Peptide Synthesis at KI Biopolymers Lab
Welcome to Peptide Synthesis. If you have not used us before for peptide synthesis feel free to email/talk to someone at the lab because we need to know things like your desired amount, N and C terminal chemistry, if HPLC purification is needed or if you want any modifications such as dyes, biotin, lipids, etc. See below for a list of recent mods to get an idea of what you can do.
- N- & C-terminal Chemistry
- Modified Residues
- Dye Labeling
- HPLC Purification
- Quality Control
- Antibody Production References
Standard N-terminal chemistry is either free amine or acetylation, and standard C-terminal chemistry is either free acid or amidation. You may want to calculate the isoelectric point (pI) of the sequence and consider the pH of the buffer that you will be working in prior to choosing terminal chemistry. By blocking the terminals, you may end up with a peptide that is not very soluble in your working conditions. However, you may want to neutralize the terminal(s) to mimic the appearance of the peptide in vivo for better antibody recognition. See the Antibody Production Notes and References section.
Modified residues, such as unusual amino acids, can be incorporated into a synthesis. If we do not have a residue in the lab, we will order it, and the user will be charged for the price of the order.
Biotin can be added to the N-terminus of a peptide or at a Lysine residue. For large scale peptides this procedure is done post-synthesis, but while the peptide is still attached to the resin. For small scale peptides, biotinylation is done on the peptdie synthesizer. Cleavage will then follow.
- N-terminal Biotin
- Fluorescein (5.6 FAM)
- FMOC-Lys (Dde)
- Removal of DDE fro DDE Lys
Click here for some less common modifications.
We can attach dyes to peptides, either at the N-terminus or at a Lysine residue. The most common dyes used are fluorescein (absorbs @490nm) and TAMRA (absorbs @540nm). This procedure is done post-synthesis, but while the peptide is still attached to the resin. Cleavage will then follow.
The peptide fraction of the crude material consists of the ideal peptide, traces of deletion peptides and modified peptides created during side chain deprotection and cleavage from the starting resin.

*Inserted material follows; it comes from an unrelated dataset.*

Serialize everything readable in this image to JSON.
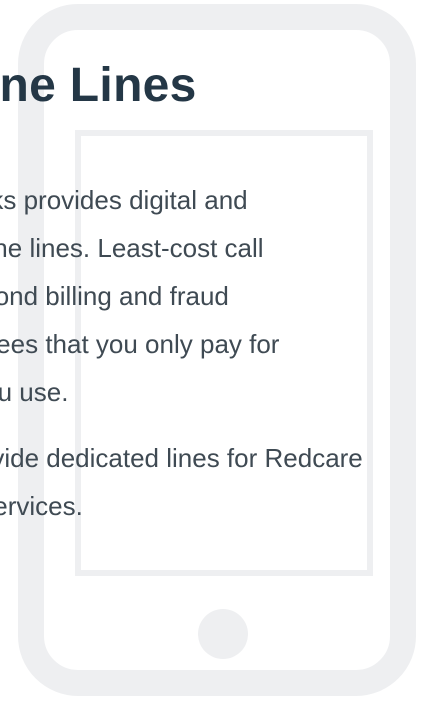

Since purification is time consuming and not always necessary, we recommend that you experiment with the crude or desalted product before requesting HPLC purification. Most researchers use the crude peptide for coupling to carrier protein for immunization. We do not do desalting in the laboratory, but it can be done by gel filtration chromatography (e.g. G10 or G25 columns). Disposable gel columns are available from companies like BioRad and Pharmacia/Amersham. For larger scale desalting the packing material can be purchased separately and you can pour your own column. Desalting protocols are available from manufacturers catalogues and from peptide synthesis reference books such as Stewart and Young's "Solid Phase Peptide Synthesis."
If high purity peptide is required, we offer HPLC purification of peptides.
For small scale peptides, HPLC purification consists of taking 5umol of peptide and injecting that material onto a preparative scale reverse phase column. We collect all column fractions and pool those containing the ideal product. The amount of pure material recovered depends on the sequence but usually is better than 50% of that loaded.
For large scale peptides, HPLC purification consists of taking approximately 100 mg of crude peptide (the amount depends on the complexity of the analytical HPLC trace of the crude product) and injecting that material onto a preparative scale reverse phase column. We collect all column fractions and pool those containing the ideal product. The amount of pure material recovered depends on the sequence but usually is better than 50% of that loaded. The pure peptide is provided along with any crude peptide remaining from the purification process.
For small scale peptides, we provide you with mass spectrometry data and, upon request, HPLC data. Usually with the small scale peptides, the mass spectrometry data is a sufficient quality control. MS and HPLC are performed under high resolution/slow gradient conditions.
For large scale peptides, we provide you with an HPLC trace of the peptide to assess purity by UV along with mass spectrometer spectra. HPLC and MS are performed under slow gradient / high resolution conditions. If you have a peptide from an outside source and are suspicious about quality we will be happy to subject an aliquot to our QC procedure.